This is from last week, so it’s a little out of date as events on the ground have changed, somewhat (Imma catching up on my iPad app):
The Sunday Times – Charles Clover: Tim-ber! Down go the forest sale disaster myths
The disturbing thing is that the celebrities and politicians seem to know so little about the history of state-owned forestry in Britain
Not since the babes got lost in the wood has so much bunkum been spoken about a subject in such a short time as about the government’s proposals to sell off, or give away, English woodland. I feel partly responsible because I was away last week and this slot was filled by Ed Miliband, leader of the opposition, who clothed himself as the protector of the countryside and bemoaned the sale of “the physical heart of England”.
It was utter fantasy, for the truth is that England, in terms of land, is already 98% privately owned.
In terms of woodland, 82% of woodlands are private and it is unclear how the proposal to raise that percentage even in the controversial ways the coalition is proposing would damage irreplaceable national assets such as the New Forest and the Forest of Dean.
Blabbedy blah, the politicians and actresses all up in an uproar…

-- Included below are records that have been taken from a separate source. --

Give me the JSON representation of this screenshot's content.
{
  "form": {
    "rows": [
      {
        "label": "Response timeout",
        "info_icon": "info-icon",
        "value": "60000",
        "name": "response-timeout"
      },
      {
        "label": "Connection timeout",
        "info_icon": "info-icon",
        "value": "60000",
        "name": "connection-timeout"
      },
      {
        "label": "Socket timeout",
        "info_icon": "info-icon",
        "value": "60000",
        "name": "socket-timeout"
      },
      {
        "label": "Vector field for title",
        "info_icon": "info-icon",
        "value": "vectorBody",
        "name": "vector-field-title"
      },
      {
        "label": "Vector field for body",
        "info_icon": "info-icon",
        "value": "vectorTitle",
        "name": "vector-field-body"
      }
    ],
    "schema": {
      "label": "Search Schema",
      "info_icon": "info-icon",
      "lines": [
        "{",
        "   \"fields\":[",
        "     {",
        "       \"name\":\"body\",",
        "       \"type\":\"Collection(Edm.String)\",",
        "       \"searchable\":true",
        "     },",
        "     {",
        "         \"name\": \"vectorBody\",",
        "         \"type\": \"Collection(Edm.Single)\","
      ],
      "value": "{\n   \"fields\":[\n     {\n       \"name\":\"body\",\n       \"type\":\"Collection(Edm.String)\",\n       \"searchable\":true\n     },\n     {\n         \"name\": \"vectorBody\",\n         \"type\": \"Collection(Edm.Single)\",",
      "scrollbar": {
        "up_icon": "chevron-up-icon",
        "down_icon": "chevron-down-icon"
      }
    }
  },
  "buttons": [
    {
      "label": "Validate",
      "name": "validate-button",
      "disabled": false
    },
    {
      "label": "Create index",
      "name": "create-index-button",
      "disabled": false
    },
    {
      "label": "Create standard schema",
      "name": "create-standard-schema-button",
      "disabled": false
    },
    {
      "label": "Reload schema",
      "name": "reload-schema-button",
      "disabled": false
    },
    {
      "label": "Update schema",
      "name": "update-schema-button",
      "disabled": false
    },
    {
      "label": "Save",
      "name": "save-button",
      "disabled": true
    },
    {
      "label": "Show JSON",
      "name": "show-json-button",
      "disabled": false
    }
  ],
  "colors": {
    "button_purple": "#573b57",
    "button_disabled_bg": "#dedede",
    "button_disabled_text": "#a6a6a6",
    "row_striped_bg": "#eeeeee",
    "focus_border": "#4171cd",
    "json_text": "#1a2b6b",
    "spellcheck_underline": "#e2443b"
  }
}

The disturbing thing is that the celebrities and politicians seem to know so little about the troubled history of state-owned forestry in Britain. I don’t remember Miliband standing beside me when I was squaring up to a 60mph wind in the Flow Country of Caithness and Sutherland, asking a man on a tractor why he was planting alien conifers in one of Britain’s last wild places. Miliband is too young to remember the tax breaks the monolithic commission used to persuade celebrities such as Terry Wogan to invest in forests.
I don’t remember the mountaineer Sir Chris Bonington at my side, either, when I was asking why the commission had allowed the afforestation of ecologically sensitive land on Llanbrynmair Moor, Powys — sold to Sir Cliff Richard as a tax haven. Even in the New Forest, the commission had a blind spot about planting native species. So I find it surprising that Bonington should claim the late writer and hillwalker Alfred Wainwright as an opponent of this privatisation. Wainwright hated the funereal shroud of sitka spruce with which the commission, a bureaucracy born in the Stalin era, clothed Ennerdale.
And finally, after a quick dig at the Arch Druid:
Just now, you would have thought, England should be asking itself what kind of woodlands it wants and how to regulate them. Its dozy environmental groups should be grabbing the opportunity to seize as many ancient woodlands as they can and arguing that repairable wildlife sites are heritage woodland. Instead everyone seems to be distracted by a daft, retro-ideological debate.